__What to do__
Determine how many lines in the records include "views". Write the number and nothing more.
___ Material for this exercise
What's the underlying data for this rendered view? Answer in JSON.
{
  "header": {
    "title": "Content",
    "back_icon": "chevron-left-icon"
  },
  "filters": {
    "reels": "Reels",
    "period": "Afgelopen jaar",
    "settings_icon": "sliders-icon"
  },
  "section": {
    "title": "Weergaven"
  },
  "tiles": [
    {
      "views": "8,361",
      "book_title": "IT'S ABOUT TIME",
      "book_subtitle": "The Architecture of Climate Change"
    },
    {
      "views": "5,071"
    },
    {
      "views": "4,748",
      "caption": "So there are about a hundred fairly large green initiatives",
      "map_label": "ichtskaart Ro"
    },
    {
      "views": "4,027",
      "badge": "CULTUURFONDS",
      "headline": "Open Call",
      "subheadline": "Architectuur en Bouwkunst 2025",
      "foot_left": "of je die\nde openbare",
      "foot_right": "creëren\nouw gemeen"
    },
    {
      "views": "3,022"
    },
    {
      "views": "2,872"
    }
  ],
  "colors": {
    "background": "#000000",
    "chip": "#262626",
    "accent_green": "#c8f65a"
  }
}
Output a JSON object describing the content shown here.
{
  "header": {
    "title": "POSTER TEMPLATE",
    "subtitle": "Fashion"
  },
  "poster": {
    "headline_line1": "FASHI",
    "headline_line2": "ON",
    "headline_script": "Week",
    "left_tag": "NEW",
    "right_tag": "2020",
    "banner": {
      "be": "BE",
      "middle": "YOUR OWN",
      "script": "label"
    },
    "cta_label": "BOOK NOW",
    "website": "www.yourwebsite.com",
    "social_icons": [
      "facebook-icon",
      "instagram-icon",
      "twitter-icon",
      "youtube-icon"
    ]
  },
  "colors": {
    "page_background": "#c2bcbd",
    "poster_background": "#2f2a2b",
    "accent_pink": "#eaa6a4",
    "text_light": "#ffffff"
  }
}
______
__Answer space__
6